“I wanted to suggest a name that had something to do with Harpenden and someone who had made an impact. I searched the internet and liked the name Katherine Warington. I felt it was different from lots of the other schools that are either named after men or trees. I also liked that she was a woman working in science all those years ago. ‘I was surprised that Katherine had not been fully recognised for her achievements so her name becoming the school name would help that.”
Philip Waters chair of the Harpenden Secondary School Trust said:
“We are delighted that the new school celebrates a female scientist who was both ground-breaking and steeped in Harpenden history. The Trust look forward to seeing her name above the door of the new secondary school. We wanted the name to reflect not only the town but also the high achievement which is a characteristic of all the secondary schools in Harpenden and is very much what the parents in our community want too. The use of her name sets an aspirational target of achievement for the school and its students.”
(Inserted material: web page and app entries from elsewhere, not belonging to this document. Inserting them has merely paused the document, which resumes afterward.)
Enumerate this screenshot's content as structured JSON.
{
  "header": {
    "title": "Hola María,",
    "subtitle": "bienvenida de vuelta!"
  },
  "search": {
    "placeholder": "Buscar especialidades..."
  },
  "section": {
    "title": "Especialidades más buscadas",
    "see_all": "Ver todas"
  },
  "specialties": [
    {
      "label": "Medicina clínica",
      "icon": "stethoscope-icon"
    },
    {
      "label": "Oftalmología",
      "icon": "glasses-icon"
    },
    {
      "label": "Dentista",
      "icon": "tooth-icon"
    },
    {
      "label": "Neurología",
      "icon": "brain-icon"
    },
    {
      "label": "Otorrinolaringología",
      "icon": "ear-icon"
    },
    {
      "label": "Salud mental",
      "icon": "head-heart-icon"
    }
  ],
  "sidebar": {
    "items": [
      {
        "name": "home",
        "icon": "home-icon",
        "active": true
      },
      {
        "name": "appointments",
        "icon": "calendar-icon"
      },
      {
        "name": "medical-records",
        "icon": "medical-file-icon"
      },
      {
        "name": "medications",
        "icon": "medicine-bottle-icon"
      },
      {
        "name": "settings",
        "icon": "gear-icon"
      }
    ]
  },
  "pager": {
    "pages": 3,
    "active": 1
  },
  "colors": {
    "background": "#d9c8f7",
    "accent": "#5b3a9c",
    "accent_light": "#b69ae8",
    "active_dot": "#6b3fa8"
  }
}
Through the course of this selection process, living relatives of Katherine Warington were contacted and asked for their permission to use her name in this manner. The living family were delighted at the prospect of their pioneering relative being remembered and honoured in such a way. Andrew Warington Wickham, great nephew of Katherine said:
“The family all feel deeply honoured and proud that the school will be named after a female scientist.”
The Katherine Warington School intends to open to students in September 2018.
For further information about Katherine Warington please click here.